■ Instructions to follow
From the entries that follow, copy every line with the word "first".

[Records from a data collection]
—————

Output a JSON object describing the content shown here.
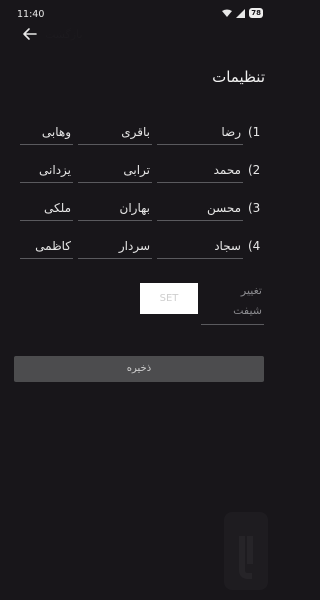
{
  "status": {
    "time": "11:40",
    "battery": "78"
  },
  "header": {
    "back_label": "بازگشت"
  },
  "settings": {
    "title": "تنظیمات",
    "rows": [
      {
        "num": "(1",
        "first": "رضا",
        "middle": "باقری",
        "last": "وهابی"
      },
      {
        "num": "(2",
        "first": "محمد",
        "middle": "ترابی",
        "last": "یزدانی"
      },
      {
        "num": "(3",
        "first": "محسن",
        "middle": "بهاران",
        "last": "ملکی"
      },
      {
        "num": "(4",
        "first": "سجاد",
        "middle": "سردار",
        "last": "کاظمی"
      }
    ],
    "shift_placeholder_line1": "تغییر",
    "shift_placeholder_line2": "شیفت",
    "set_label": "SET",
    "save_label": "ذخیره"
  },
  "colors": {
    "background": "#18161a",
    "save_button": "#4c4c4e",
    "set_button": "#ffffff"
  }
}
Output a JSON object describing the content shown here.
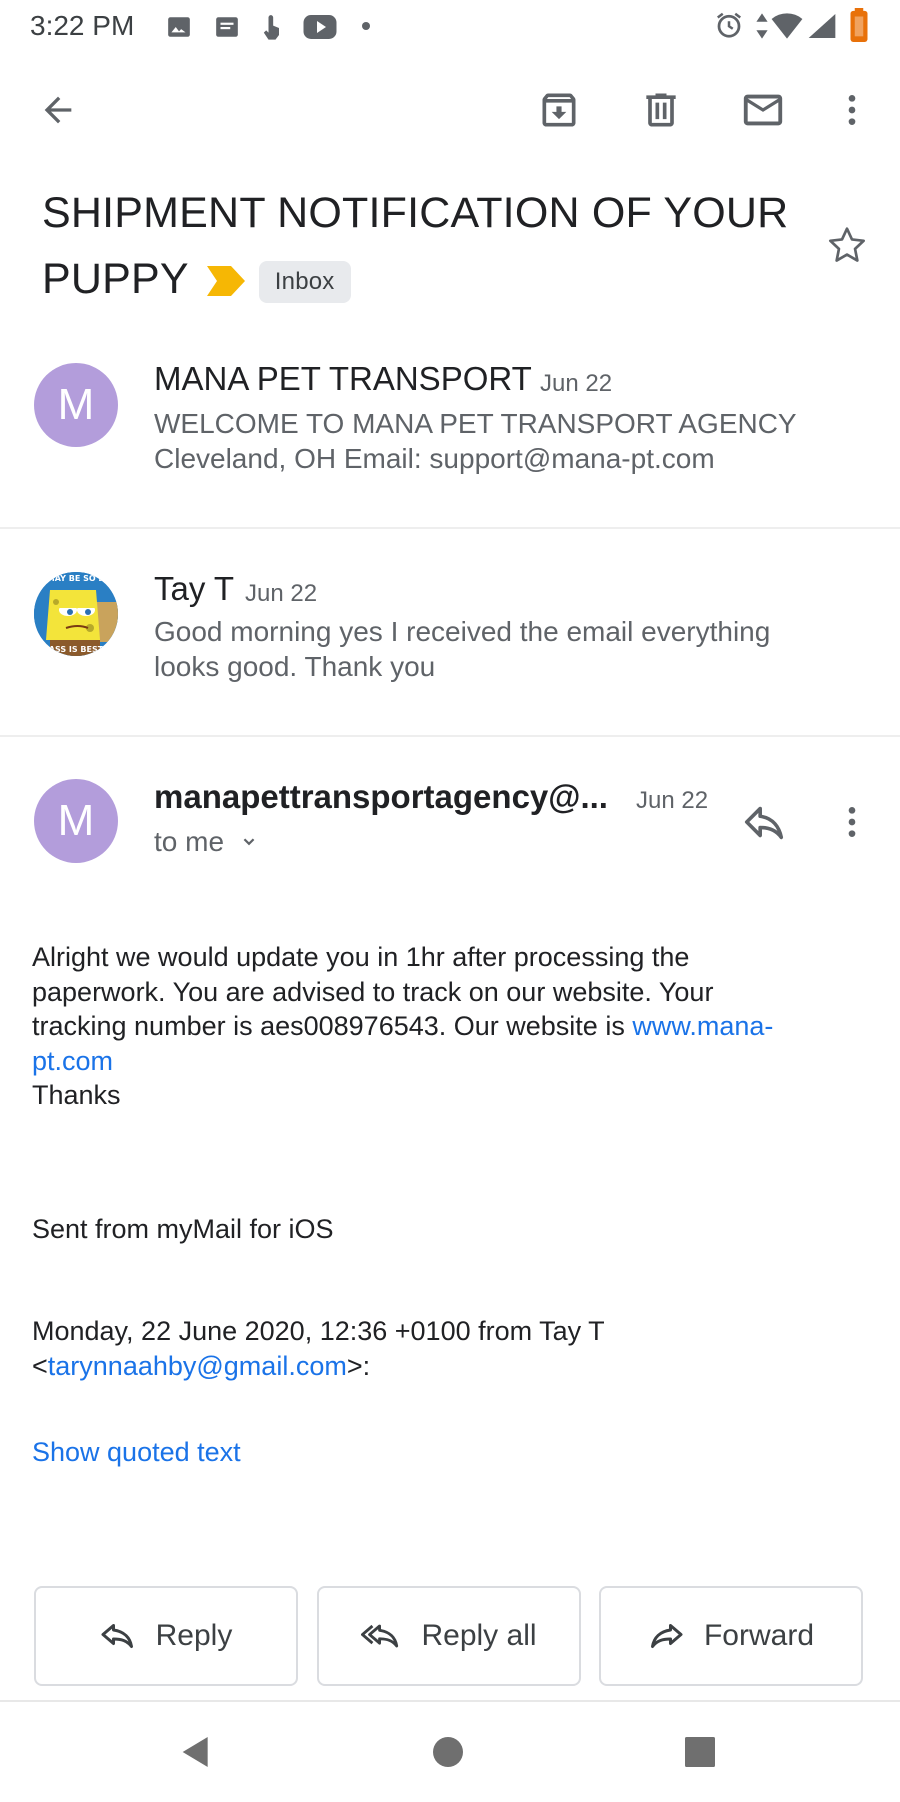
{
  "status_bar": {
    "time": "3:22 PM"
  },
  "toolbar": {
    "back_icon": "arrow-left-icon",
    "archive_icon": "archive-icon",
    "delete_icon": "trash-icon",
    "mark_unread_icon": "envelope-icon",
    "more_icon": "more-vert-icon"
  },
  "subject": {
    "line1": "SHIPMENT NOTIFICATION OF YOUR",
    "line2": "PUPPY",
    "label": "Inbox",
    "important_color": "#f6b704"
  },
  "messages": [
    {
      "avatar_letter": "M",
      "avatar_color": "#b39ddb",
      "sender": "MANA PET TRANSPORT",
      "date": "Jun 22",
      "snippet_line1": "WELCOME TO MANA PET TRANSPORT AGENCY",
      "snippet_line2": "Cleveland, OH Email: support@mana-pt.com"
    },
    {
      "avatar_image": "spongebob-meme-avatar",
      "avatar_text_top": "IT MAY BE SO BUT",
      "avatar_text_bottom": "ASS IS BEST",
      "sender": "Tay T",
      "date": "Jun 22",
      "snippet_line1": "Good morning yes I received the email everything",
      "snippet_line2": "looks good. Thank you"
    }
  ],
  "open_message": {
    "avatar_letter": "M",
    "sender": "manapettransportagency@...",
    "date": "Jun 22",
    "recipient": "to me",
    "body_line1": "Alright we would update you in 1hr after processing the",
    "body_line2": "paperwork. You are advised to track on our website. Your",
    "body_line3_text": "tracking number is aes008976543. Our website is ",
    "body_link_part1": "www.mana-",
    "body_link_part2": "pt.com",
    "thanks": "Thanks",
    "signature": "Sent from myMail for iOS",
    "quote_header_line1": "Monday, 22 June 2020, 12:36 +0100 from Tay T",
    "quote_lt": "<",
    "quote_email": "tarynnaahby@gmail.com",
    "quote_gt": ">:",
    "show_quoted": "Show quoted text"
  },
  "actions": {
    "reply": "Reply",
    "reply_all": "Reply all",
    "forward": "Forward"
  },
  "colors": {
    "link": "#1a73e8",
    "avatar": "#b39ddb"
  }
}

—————

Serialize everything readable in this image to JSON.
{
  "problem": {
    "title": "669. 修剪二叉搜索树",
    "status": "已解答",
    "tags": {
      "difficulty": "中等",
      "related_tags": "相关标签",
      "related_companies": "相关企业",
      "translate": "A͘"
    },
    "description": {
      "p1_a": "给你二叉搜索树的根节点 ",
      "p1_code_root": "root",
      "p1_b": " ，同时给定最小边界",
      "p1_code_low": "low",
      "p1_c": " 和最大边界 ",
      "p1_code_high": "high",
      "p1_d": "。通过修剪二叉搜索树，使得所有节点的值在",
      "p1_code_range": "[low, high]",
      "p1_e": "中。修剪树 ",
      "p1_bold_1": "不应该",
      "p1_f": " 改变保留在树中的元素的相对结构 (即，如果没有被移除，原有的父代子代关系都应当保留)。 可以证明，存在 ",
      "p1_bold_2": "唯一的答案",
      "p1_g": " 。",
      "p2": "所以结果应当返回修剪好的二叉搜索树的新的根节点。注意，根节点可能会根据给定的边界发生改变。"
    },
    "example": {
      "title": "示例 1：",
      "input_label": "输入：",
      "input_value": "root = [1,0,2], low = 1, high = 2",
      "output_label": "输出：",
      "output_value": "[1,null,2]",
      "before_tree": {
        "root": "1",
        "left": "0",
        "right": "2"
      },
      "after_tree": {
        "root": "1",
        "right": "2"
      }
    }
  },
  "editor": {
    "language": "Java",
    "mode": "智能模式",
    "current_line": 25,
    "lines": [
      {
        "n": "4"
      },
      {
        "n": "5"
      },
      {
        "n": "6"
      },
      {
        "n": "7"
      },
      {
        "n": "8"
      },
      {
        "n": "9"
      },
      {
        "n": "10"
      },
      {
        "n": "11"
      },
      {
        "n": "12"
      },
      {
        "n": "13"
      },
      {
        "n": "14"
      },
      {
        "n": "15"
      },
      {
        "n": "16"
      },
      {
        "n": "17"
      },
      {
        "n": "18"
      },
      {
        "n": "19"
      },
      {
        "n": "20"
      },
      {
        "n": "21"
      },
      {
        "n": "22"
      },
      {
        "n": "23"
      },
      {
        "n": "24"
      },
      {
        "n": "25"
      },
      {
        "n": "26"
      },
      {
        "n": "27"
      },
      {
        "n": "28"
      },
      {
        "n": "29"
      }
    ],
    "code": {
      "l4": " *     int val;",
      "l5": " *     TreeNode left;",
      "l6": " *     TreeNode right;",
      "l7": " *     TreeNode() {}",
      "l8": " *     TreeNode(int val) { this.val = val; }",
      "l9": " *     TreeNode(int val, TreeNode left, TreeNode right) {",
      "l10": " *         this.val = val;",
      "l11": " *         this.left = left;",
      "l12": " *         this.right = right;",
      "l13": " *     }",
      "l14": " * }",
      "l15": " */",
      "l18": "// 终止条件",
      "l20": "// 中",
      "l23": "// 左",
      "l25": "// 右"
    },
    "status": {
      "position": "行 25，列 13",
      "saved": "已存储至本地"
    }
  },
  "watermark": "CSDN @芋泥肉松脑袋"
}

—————

■ Written solution
        "first": "رضا",
        "first": "محمد",
        "first": "محسن",
        "first": "سجاد",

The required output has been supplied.